__EXERCISE AIM__. Print out each record, keeping it identical to the original.

__PROVIDED ENTRIES__.
—————

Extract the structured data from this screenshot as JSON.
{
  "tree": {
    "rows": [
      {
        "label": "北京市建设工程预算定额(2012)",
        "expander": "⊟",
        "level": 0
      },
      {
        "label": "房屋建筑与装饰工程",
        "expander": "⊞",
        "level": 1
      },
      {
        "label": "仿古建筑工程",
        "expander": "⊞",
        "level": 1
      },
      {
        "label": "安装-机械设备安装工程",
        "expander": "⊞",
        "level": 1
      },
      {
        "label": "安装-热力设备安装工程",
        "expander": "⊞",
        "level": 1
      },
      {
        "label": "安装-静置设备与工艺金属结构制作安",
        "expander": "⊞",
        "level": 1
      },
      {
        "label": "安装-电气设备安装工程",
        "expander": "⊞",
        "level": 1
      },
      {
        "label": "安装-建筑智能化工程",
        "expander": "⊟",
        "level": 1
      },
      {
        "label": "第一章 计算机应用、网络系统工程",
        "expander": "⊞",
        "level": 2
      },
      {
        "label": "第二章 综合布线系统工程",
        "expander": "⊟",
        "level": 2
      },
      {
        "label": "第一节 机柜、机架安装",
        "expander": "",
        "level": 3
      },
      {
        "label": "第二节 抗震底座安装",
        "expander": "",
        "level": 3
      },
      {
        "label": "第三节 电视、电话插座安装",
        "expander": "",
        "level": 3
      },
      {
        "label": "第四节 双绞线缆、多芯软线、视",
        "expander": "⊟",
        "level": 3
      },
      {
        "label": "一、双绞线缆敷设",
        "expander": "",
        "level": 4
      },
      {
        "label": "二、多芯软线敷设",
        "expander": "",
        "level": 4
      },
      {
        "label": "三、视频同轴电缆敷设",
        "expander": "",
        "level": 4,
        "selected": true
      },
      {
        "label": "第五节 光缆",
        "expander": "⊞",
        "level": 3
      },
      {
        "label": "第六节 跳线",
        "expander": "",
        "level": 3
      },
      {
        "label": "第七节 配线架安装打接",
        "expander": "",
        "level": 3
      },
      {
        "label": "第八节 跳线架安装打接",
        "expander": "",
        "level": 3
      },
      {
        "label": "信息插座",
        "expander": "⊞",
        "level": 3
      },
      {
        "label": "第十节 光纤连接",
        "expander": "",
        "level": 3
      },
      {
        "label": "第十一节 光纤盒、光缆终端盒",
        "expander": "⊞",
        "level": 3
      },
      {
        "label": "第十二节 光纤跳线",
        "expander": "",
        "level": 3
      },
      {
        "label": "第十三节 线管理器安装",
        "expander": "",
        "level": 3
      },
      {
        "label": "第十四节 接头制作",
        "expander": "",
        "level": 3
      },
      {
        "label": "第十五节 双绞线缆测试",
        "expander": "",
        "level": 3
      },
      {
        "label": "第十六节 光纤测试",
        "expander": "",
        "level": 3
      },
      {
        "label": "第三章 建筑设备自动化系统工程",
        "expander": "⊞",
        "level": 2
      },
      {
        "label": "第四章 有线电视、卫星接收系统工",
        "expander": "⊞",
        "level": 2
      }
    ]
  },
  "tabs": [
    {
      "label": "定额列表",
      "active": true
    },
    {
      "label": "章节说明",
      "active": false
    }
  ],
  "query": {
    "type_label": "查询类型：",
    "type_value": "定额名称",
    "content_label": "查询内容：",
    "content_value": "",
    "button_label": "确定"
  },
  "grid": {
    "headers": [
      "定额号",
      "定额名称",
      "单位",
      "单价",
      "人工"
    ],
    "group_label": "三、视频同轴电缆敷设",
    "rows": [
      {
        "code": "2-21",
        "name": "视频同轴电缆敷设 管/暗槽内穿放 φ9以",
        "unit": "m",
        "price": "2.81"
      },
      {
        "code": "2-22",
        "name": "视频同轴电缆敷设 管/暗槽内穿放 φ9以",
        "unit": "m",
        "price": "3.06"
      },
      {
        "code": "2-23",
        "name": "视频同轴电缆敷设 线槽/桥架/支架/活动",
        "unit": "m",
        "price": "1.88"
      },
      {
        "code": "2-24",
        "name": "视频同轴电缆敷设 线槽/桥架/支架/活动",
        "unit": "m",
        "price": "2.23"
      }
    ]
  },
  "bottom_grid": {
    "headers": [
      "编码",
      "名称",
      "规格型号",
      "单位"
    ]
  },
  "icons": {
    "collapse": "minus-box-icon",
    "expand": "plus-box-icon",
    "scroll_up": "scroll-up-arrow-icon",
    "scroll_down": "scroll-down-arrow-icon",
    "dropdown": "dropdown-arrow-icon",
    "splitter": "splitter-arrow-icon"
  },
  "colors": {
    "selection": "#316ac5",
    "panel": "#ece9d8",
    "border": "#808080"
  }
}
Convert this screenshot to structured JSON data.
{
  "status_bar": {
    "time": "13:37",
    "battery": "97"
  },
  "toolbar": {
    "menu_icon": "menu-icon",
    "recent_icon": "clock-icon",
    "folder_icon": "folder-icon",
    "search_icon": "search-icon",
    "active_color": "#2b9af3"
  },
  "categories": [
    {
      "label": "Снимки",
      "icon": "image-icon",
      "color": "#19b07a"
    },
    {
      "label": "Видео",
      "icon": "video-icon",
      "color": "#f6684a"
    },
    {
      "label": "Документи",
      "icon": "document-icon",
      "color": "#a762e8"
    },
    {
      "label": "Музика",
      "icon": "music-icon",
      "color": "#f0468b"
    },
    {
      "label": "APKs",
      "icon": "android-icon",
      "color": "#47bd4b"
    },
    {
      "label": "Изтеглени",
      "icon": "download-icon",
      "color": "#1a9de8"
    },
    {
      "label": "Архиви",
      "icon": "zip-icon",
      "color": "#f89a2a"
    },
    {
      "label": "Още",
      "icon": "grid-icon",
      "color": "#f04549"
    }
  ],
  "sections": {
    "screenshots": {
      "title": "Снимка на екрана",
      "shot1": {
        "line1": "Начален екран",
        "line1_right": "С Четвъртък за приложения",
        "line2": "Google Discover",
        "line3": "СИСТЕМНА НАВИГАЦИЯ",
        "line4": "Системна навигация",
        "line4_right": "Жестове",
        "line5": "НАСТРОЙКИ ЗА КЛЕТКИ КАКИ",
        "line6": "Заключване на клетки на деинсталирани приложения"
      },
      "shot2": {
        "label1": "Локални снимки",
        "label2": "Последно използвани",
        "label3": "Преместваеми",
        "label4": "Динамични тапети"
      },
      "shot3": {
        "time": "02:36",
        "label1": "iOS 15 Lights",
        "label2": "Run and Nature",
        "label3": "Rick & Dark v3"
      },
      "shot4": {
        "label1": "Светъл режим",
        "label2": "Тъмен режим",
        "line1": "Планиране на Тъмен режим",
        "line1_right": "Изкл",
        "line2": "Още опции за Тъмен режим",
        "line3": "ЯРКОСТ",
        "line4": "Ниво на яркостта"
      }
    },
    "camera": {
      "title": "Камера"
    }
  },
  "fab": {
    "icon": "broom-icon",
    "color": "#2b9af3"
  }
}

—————

__RESPONSE TO THIS EXERCISE__.
Extract the structured data from this screenshot as JSON.
{
  "tree": {
    "rows": [
      {
        "label": "北京市建设工程预算定额(2012)",
        "expander": "⊟",
        "level": 0
      },
      {
        "label": "房屋建筑与装饰工程",
        "expander": "⊞",
        "level": 1
      },
      {
        "label": "仿古建筑工程",
        "expander": "⊞",
        "level": 1
      },
      {
        "label": "安装-机械设备安装工程",
        "expander": "⊞",
        "level": 1
      },
      {
        "label": "安装-热力设备安装工程",
        "expander": "⊞",
        "level": 1
      },
      {
        "label": "安装-静置设备与工艺金属结构制作安",
        "expander": "⊞",
        "level": 1
      },
      {
        "label": "安装-电气设备安装工程",
        "expander": "⊞",
        "level": 1
      },
      {
        "label": "安装-建筑智能化工程",
        "expander": "⊟",
        "level": 1
      },
      {
        "label": "第一章 计算机应用、网络系统工程",
        "expander": "⊞",
        "level": 2
      },
      {
        "label": "第二章 综合布线系统工程",
        "expander": "⊟",
        "level": 2
      },
      {
        "label": "第一节 机柜、机架安装",
        "expander": "",
        "level": 3
      },
      {
        "label": "第二节 抗震底座安装",
        "expander": "",
        "level": 3
      },
      {
        "label": "第三节 电视、电话插座安装",
        "expander": "",
        "level": 3
      },
      {
        "label": "第四节 双绞线缆、多芯软线、视",
        "expander": "⊟",
        "level": 3
      },
      {
        "label": "一、双绞线缆敷设",
        "expander": "",
        "level": 4
      },
      {
        "label": "二、多芯软线敷设",
        "expander": "",
        "level": 4
      },
      {
        "label": "三、视频同轴电缆敷设",
        "expander": "",
        "level": 4,
        "selected": true
      },
      {
        "label": "第五节 光缆",
        "expander": "⊞",
        "level": 3
      },
      {
        "label": "第六节 跳线",
        "expander": "",
        "level": 3
      },
      {
        "label": "第七节 配线架安装打接",
        "expander": "",
        "level": 3
      },
      {
        "label": "第八节 跳线架安装打接",
        "expander": "",
        "level": 3
      },
      {
        "label": "信息插座",
        "expander": "⊞",
        "level": 3
      },
      {
        "label": "第十节 光纤连接",
        "expander": "",
        "level": 3
      },
      {
        "label": "第十一节 光纤盒、光缆终端盒",
        "expander": "⊞",
        "level": 3
      },
      {
        "label": "第十二节 光纤跳线",
        "expander": "",
        "level": 3
      },
      {
        "label": "第十三节 线管理器安装",
        "expander": "",
        "level": 3
      },
      {
        "label": "第十四节 接头制作",
        "expander": "",
        "level": 3
      },
      {
        "label": "第十五节 双绞线缆测试",
        "expander": "",
        "level": 3
      },
      {
        "label": "第十六节 光纤测试",
        "expander": "",
        "level": 3
      },
      {
        "label": "第三章 建筑设备自动化系统工程",
        "expander": "⊞",
        "level": 2
      },
      {
        "label": "第四章 有线电视、卫星接收系统工",
        "expander": "⊞",
        "level": 2
      }
    ]
  },
  "tabs": [
    {
      "label": "定额列表",
      "active": true
    },
    {
      "label": "章节说明",
      "active": false
    }
  ],
  "query": {
    "type_label": "查询类型：",
    "type_value": "定额名称",
    "content_label": "查询内容：",
    "content_value": "",
    "button_label": "确定"
  },
  "grid": {
    "headers": [
      "定额号",
      "定额名称",
      "单位",
      "单价",
      "人工"
    ],
    "group_label": "三、视频同轴电缆敷设",
    "rows": [
      {
        "code": "2-21",
        "name": "视频同轴电缆敷设 管/暗槽内穿放 φ9以",
        "unit": "m",
        "price": "2.81"
      },
      {
        "code": "2-22",
        "name": "视频同轴电缆敷设 管/暗槽内穿放 φ9以",
        "unit": "m",
        "price": "3.06"
      },
      {
        "code": "2-23",
        "name": "视频同轴电缆敷设 线槽/桥架/支架/活动",
        "unit": "m",
        "price": "1.88"
      },
      {
        "code": "2-24",
        "name": "视频同轴电缆敷设 线槽/桥架/支架/活动",
        "unit": "m",
        "price": "2.23"
      }
    ]
  },
  "bottom_grid": {
    "headers": [
      "编码",
      "名称",
      "规格型号",
      "单位"
    ]
  },
  "icons": {
    "collapse": "minus-box-icon",
    "expand": "plus-box-icon",
    "scroll_up": "scroll-up-arrow-icon",
    "scroll_down": "scroll-down-arrow-icon",
    "dropdown": "dropdown-arrow-icon",
    "splitter": "splitter-arrow-icon"
  },
  "colors": {
    "selection": "#316ac5",
    "panel": "#ece9d8",
    "border": "#808080"
  }
}
Convert this screenshot to structured JSON data.
{
  "status_bar": {
    "time": "13:37",
    "battery": "97"
  },
  "toolbar": {
    "menu_icon": "menu-icon",
    "recent_icon": "clock-icon",
    "folder_icon": "folder-icon",
    "search_icon": "search-icon",
    "active_color": "#2b9af3"
  },
  "categories": [
    {
      "label": "Снимки",
      "icon": "image-icon",
      "color": "#19b07a"
    },
    {
      "label": "Видео",
      "icon": "video-icon",
      "color": "#f6684a"
    },
    {
      "label": "Документи",
      "icon": "document-icon",
      "color": "#a762e8"
    },
    {
      "label": "Музика",
      "icon": "music-icon",
      "color": "#f0468b"
    },
    {
      "label": "APKs",
      "icon": "android-icon",
      "color": "#47bd4b"
    },
    {
      "label": "Изтеглени",
      "icon": "download-icon",
      "color": "#1a9de8"
    },
    {
      "label": "Архиви",
      "icon": "zip-icon",
      "color": "#f89a2a"
    },
    {
      "label": "Още",
      "icon": "grid-icon",
      "color": "#f04549"
    }
  ],
  "sections": {
    "screenshots": {
      "title": "Снимка на екрана",
      "shot1": {
        "line1": "Начален екран",
        "line1_right": "С Четвъртък за приложения",
        "line2": "Google Discover",
        "line3": "СИСТЕМНА НАВИГАЦИЯ",
        "line4": "Системна навигация",
        "line4_right": "Жестове",
        "line5": "НАСТРОЙКИ ЗА КЛЕТКИ КАКИ",
        "line6": "Заключване на клетки на деинсталирани приложения"
      },
      "shot2": {
        "label1": "Локални снимки",
        "label2": "Последно използвани",
        "label3": "Преместваеми",
        "label4": "Динамични тапети"
      },
      "shot3": {
        "time": "02:36",
        "label1": "iOS 15 Lights",
        "label2": "Run and Nature",
        "label3": "Rick & Dark v3"
      },
      "shot4": {
        "label1": "Светъл режим",
        "label2": "Тъмен режим",
        "line1": "Планиране на Тъмен режим",
        "line1_right": "Изкл",
        "line2": "Още опции за Тъмен режим",
        "line3": "ЯРКОСТ",
        "line4": "Ниво на яркостта"
      }
    },
    "camera": {
      "title": "Камера"
    }
  },
  "fab": {
    "icon": "broom-icon",
    "color": "#2b9af3"
  }
}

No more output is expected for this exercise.